Again, most generic drugs are way cheaper than their brand name counterparts and just as safe and effective. The big generic drug problem is that the cost of some generics has spiked outrageously over the past few years, sometimes beyond the reach of the American consumer. Usually when we talk about insane price increases of brand name drugs year over year the percentages are 10, 20, 30 or even 40%. But the increases for some generics have literally been in the 2000% range! One crazy example, reported by the People’s Pharmacy, showed that the cost of the antibiotic doxycycline skyrocketed from six cents ($.06) to $3.30, a 5500% increase.
In fact, directing you back to our research from November 2014, we found that even brand name versions sold in foreign pharmacies can be MUCH lower cost than the generics sold here! Please keep in mind that those same generics mentioned in our analysis may have already come down in price domestically. So before you buy from an international online pharmacy, check your local pharmacy first.
During a recent campaign appearance in front of a Tea Party crowd, as reported by ABC News, Republican presidential candidate Rick Santorum told a mother and her sick son that high drug costs are fair because they are determined by free market forces. It appears that Mr. Santorum doesn’t understand the crisis of prescription drug prices and that the market is failing to price prescription drugs within reach for 10s of millions of Americans.
According to ABC News, “Santorum told a large Tea Party crowd here that he sympathized with the boy’s case, but he also believed in the marketplace,” and that companies wouldn’t be making the life-saving drugs if they didn’t believe they would turn a profit doing so. The former senator from Pennsylvania seemed to be lecturing the American people when he said: “People have no problem paying $900 for an iPad…but paying $900 for a drug they have a problem with — it keeps you alive. Why? Because you’ve been conditioned to think health care is something you can get without having to pay for it.” (more…)
Two years ago, ABC News ran a segment (What Would You Do?) that showed Americans going out of their way to help strangers who could not afford their medication.

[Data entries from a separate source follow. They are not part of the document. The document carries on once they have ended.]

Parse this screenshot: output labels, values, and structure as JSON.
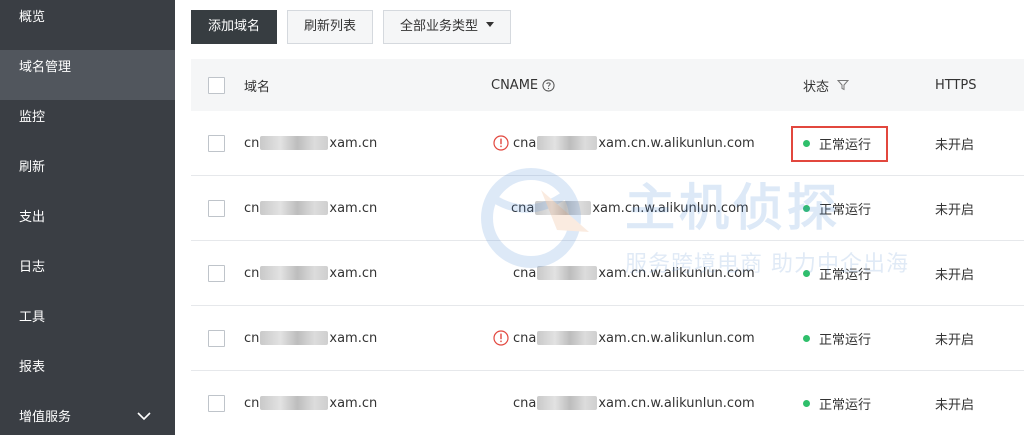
{
  "sidebar": {
    "items": [
      {
        "label": "概览"
      },
      {
        "label": "域名管理"
      },
      {
        "label": "监控"
      },
      {
        "label": "刷新"
      },
      {
        "label": "支出"
      },
      {
        "label": "日志"
      },
      {
        "label": "工具"
      },
      {
        "label": "报表"
      },
      {
        "label": "增值服务"
      }
    ],
    "active": "域名管理"
  },
  "toolbar": {
    "add_label": "添加域名",
    "refresh_label": "刷新列表",
    "type_filter_label": "全部业务类型"
  },
  "table": {
    "headers": {
      "domain": "域名",
      "cname": "CNAME",
      "status": "状态",
      "https": "HTTPS"
    },
    "rows": [
      {
        "domain_prefix": "cn",
        "domain_suffix": "xam.cn",
        "cname_prefix": "cna",
        "cname_suffix": "xam.cn.w.alikunlun.com",
        "warning": true,
        "status": "正常运行",
        "https": "未开启",
        "highlighted": true
      },
      {
        "domain_prefix": "cn",
        "domain_suffix": "xam.cn",
        "cname_prefix": "cna",
        "cname_suffix": "xam.cn.w.alikunlun.com",
        "warning": false,
        "status": "正常运行",
        "https": "未开启",
        "highlighted": false
      },
      {
        "domain_prefix": "cn",
        "domain_suffix": "xam.cn",
        "cname_prefix": "cna",
        "cname_suffix": "xam.cn.w.alikunlun.com",
        "warning": false,
        "status": "正常运行",
        "https": "未开启",
        "highlighted": false
      },
      {
        "domain_prefix": "cn",
        "domain_suffix": "xam.cn",
        "cname_prefix": "cna",
        "cname_suffix": "xam.cn.w.alikunlun.com",
        "warning": true,
        "status": "正常运行",
        "https": "未开启",
        "highlighted": false
      },
      {
        "domain_prefix": "cn",
        "domain_suffix": "xam.cn",
        "cname_prefix": "cna",
        "cname_suffix": "xam.cn.w.alikunlun.com",
        "warning": false,
        "status": "正常运行",
        "https": "未开启",
        "highlighted": false
      }
    ]
  },
  "watermark": {
    "line1": "主机侦探",
    "line2": "服务跨境电商 助力中企出海"
  },
  "colors": {
    "sidebar_bg": "#3a3e44",
    "sidebar_active": "#51565d",
    "primary_btn": "#373d41",
    "status_ok": "#2fbf6b",
    "highlight": "#e2473e",
    "warning": "#e2473e"
  }
}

Actors visited local pharmacies pretending they could not afford to pay for their much-needed prescription drugs – something that happens frequently in the U.S. Some people offered to help pay for part or all of the drug orders, and one man even left the pharmacy to get money from an ATM. In addition to financial assistance, these individuals also offered words of solidarity against the outrageous costs. Karen Wenberg (real person) told the woman (actress) she was helping: “Don’t be embarrassed. You know what? Medication is so f***ing expensive. There is no reason to be embarrassed… Sometimes we just pass on the good that’s been given to us.”

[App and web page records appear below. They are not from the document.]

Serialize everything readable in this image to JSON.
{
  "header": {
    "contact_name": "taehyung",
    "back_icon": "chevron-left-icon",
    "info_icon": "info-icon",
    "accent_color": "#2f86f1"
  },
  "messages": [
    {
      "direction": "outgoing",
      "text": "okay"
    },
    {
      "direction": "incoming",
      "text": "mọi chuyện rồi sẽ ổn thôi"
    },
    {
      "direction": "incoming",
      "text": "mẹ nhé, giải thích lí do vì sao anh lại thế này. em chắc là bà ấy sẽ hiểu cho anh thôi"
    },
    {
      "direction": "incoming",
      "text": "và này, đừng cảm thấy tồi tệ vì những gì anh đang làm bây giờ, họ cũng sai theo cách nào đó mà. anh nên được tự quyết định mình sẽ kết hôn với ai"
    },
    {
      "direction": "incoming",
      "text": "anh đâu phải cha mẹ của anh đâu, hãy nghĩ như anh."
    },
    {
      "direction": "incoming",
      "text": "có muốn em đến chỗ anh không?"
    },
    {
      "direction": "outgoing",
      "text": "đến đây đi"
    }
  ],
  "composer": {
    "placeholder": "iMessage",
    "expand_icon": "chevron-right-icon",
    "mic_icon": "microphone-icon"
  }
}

As we write this, Congress is marking up a new law, Stop Online Piracy Act (SOPA), one supported by the Obama administration that could effectively block Americans from acquiring safe and affordable medication from online pharmacies outside the U.S. As the government seeks to rein in spending, why do they want to stop consumers from getting non-tax-payer funded, affordable medication? When people go without medication, they can become sick or get sicker, putting a great burden on the health care system. To see what the government is doing, read RxRight.org’s guest post on techdirt. (more…)